(Data about app and page elements)
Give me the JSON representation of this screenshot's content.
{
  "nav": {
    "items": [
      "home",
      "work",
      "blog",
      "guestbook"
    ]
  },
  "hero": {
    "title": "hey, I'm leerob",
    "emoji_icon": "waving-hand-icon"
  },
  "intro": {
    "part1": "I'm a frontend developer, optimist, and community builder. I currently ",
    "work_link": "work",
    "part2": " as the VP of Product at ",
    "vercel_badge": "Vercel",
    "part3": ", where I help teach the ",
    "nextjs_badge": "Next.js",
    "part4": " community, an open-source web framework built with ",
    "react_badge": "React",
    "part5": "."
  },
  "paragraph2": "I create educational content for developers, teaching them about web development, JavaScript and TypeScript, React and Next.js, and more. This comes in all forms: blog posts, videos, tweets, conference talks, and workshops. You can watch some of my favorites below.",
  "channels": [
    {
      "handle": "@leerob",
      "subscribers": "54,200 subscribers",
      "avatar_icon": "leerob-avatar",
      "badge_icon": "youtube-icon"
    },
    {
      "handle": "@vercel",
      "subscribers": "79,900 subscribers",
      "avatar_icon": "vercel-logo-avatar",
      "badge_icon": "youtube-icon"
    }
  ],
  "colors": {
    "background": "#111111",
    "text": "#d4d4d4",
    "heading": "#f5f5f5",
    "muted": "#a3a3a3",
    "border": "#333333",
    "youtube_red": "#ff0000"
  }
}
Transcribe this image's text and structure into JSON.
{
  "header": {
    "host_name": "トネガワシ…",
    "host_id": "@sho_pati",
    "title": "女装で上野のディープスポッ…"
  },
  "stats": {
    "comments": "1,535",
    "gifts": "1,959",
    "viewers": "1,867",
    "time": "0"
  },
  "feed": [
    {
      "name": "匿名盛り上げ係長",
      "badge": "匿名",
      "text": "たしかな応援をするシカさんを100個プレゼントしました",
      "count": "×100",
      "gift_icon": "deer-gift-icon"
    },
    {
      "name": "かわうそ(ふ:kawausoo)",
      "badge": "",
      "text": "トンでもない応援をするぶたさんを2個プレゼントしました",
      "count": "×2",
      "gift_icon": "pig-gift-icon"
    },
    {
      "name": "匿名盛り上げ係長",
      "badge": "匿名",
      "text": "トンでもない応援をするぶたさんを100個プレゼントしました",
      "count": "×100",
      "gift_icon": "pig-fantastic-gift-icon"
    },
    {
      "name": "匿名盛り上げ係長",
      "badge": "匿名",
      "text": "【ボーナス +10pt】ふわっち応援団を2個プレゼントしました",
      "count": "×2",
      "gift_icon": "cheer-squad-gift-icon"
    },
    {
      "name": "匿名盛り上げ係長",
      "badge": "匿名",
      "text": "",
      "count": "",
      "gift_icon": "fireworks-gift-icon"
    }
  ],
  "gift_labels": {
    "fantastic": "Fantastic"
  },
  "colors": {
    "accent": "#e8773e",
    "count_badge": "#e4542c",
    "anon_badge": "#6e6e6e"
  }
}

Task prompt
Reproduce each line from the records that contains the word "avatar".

Final answer
      "avatar_icon": "leerob-avatar",
      "avatar_icon": "vercel-logo-avatar",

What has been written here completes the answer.